Trump is only amplifying what Republicans have been saying for years.
Updated by German Lopez @germanrlopez email@example.com Oct 17, 2016, 4:30p
Donald Trump is very publicly freaking out about election fraud. He has tweeted multiple times about it, complaining that the election will be rigged against him — conveniently, as Hillary Clinton’s lead in the polls continues to grow.
It’s really no mystery where all this bluster — with no evidence of actual voter fraud to back it up — came from: the Republican Party.
Over the past few years, Republicans in many states took an opportunity — enabled by a 2013 Supreme Court ruling — to pass a series of new restrictions on voting. Critics said the restrictions disproportionately hurt minority voters. But Republican backers, at least in public, have pointed to a single issue to defend the measures: voter fraud.

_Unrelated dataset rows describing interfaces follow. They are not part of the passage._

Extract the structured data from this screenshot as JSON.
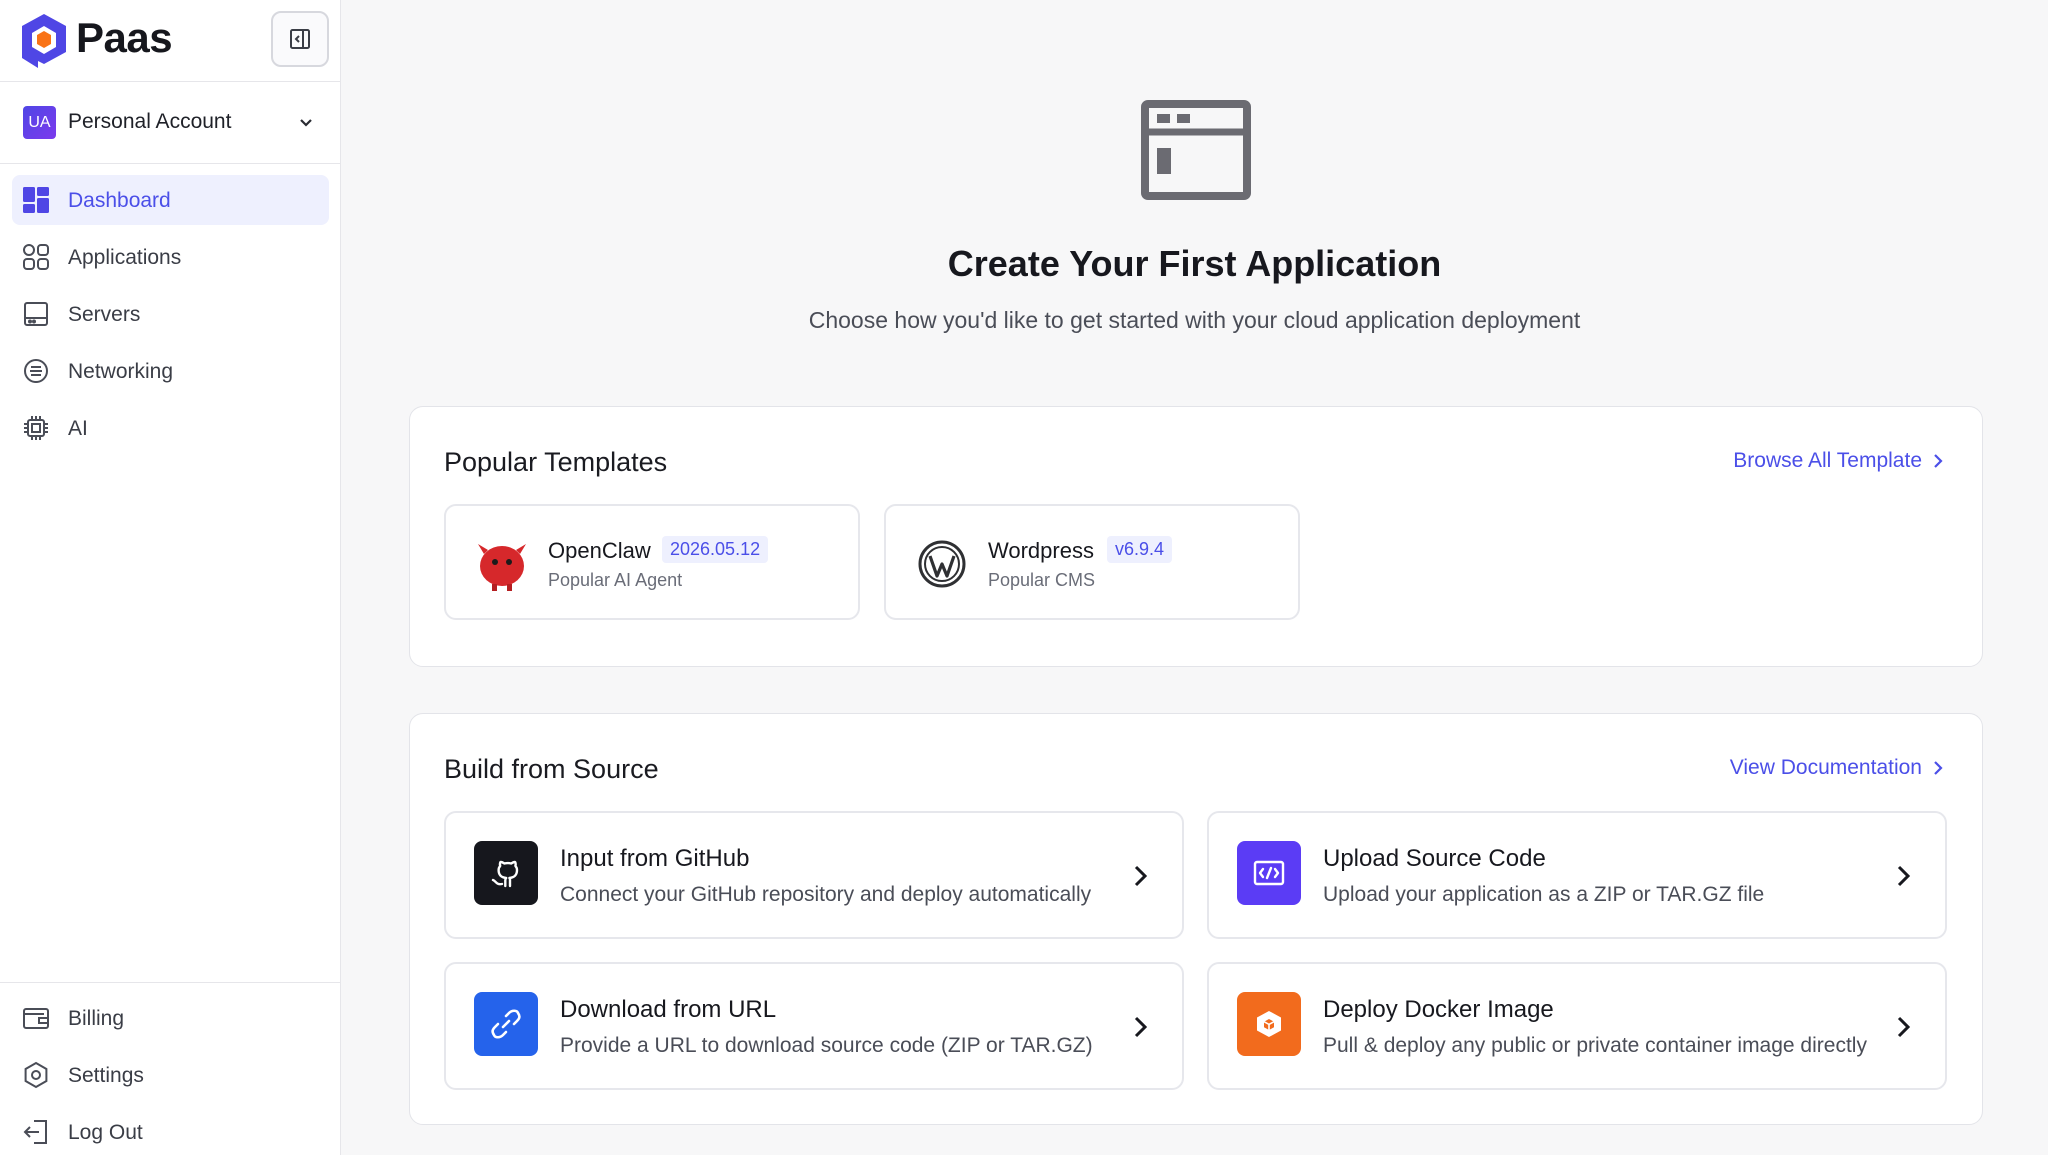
{
  "brand": {
    "name": "Paas"
  },
  "account": {
    "avatar_text": "UA",
    "name": "Personal Account"
  },
  "nav": [
    {
      "label": "Dashboard",
      "icon": "dashboard-icon",
      "active": true
    },
    {
      "label": "Applications",
      "icon": "apps-icon",
      "active": false
    },
    {
      "label": "Servers",
      "icon": "server-icon",
      "active": false
    },
    {
      "label": "Networking",
      "icon": "networking-icon",
      "active": false
    },
    {
      "label": "AI",
      "icon": "chip-icon",
      "active": false
    }
  ],
  "nav_bottom": [
    {
      "label": "Billing",
      "icon": "wallet-icon"
    },
    {
      "label": "Settings",
      "icon": "settings-icon"
    },
    {
      "label": "Log Out",
      "icon": "logout-icon"
    }
  ],
  "hero": {
    "title": "Create Your First Application",
    "subtitle": "Choose how you'd like to get started with your cloud application deployment"
  },
  "templates": {
    "title": "Popular Templates",
    "link": "Browse All Template",
    "items": [
      {
        "name": "OpenClaw",
        "version": "2026.05.12",
        "desc": "Popular AI Agent",
        "icon": "openclaw-icon"
      },
      {
        "name": "Wordpress",
        "version": "v6.9.4",
        "desc": "Popular CMS",
        "icon": "wordpress-icon"
      }
    ]
  },
  "source": {
    "title": "Build from Source",
    "link": "View Documentation",
    "items": [
      {
        "title": "Input from GitHub",
        "desc": "Connect your GitHub repository and deploy automatically",
        "icon": "github-icon",
        "color": "#16171d"
      },
      {
        "title": "Upload Source Code",
        "desc": "Upload your application as a ZIP or TAR.GZ file",
        "icon": "code-upload-icon",
        "color": "#5b3cf5"
      },
      {
        "title": "Download from URL",
        "desc": "Provide a URL to download source code (ZIP or TAR.GZ)",
        "icon": "link-icon",
        "color": "#2563eb"
      },
      {
        "title": "Deploy Docker Image",
        "desc": "Pull & deploy any public or private container image directly",
        "icon": "docker-box-icon",
        "color": "#f26b1d"
      }
    ]
  },
  "colors": {
    "accent": "#4b4fe8",
    "active_bg": "#eef0fe"
  }
}
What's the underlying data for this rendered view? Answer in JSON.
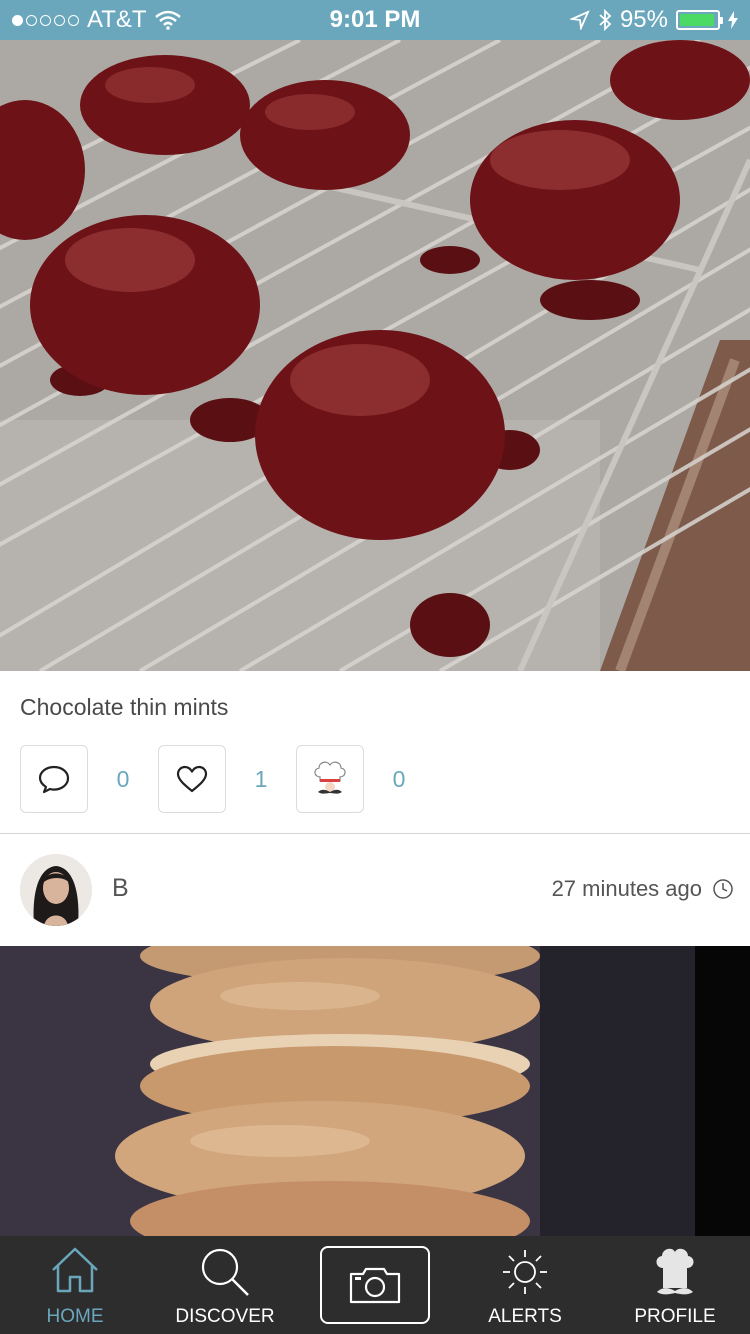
{
  "status_bar": {
    "carrier": "AT&T",
    "time": "9:01 PM",
    "battery_percent_label": "95%",
    "battery_level": 0.95,
    "signal_bars": 1
  },
  "post": {
    "caption": "Chocolate thin mints",
    "comments_count": "0",
    "likes_count": "1",
    "chef_count": "0"
  },
  "next_post": {
    "author": "B",
    "timestamp": "27 minutes ago"
  },
  "tab_bar": {
    "home": "HOME",
    "discover": "DISCOVER",
    "alerts": "ALERTS",
    "profile": "PROFILE"
  },
  "colors": {
    "accent": "#6aa7bd",
    "status_bar": "#6aa7bd",
    "tab_bar_bg": "#2d2d2d",
    "battery_fill": "#4cd964"
  },
  "icons": [
    "wifi-icon",
    "location-arrow-icon",
    "bluetooth-icon",
    "battery-icon",
    "comment-icon",
    "heart-icon",
    "chef-hat-icon",
    "clock-icon",
    "home-icon",
    "search-icon",
    "camera-icon",
    "sun-icon",
    "profile-chef-icon"
  ]
}
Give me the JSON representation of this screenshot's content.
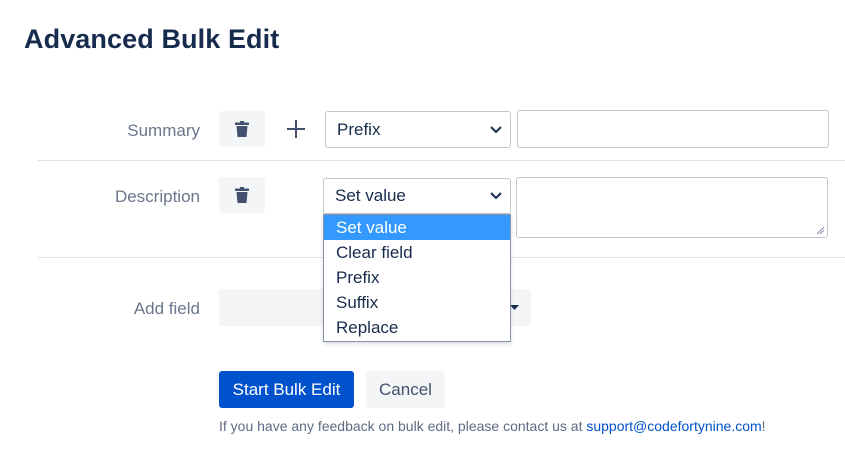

A previous report by the US Department of Justice captured the sentiment among many Republicans: Rep.? Sue Burmeister, a lead sponsor of Georgia’s voter restriction law, told the Justice Department that “if there are fewer black voters because of this bill, it will only be because there is less opportunity for fraud. [Burmeister] said that when black voters in her black precincts are not paid to vote, they do not go to the polls.” Other Republicans, such as North Carolina Gov. Pat McCrory and Iowa Rep. Steve King, have similarly warned about the dangers of voter fraud.
Trump isn’t even the first Republican presidential candidate to raise concerns about voter fraud. Back in 2008, many Republicans, with the support of conservative media outlets like Fox News, pushed concerns that ACORN — a community organization that focused in part on registering African-American voters — was engaging in mass-scale election fraud. At the time, Republican nominee John McCain warned that ACORN “is now on the verge of maybe perpetrating one of the greatest frauds in voter history in this country, maybe destroying the fabric of democracy.”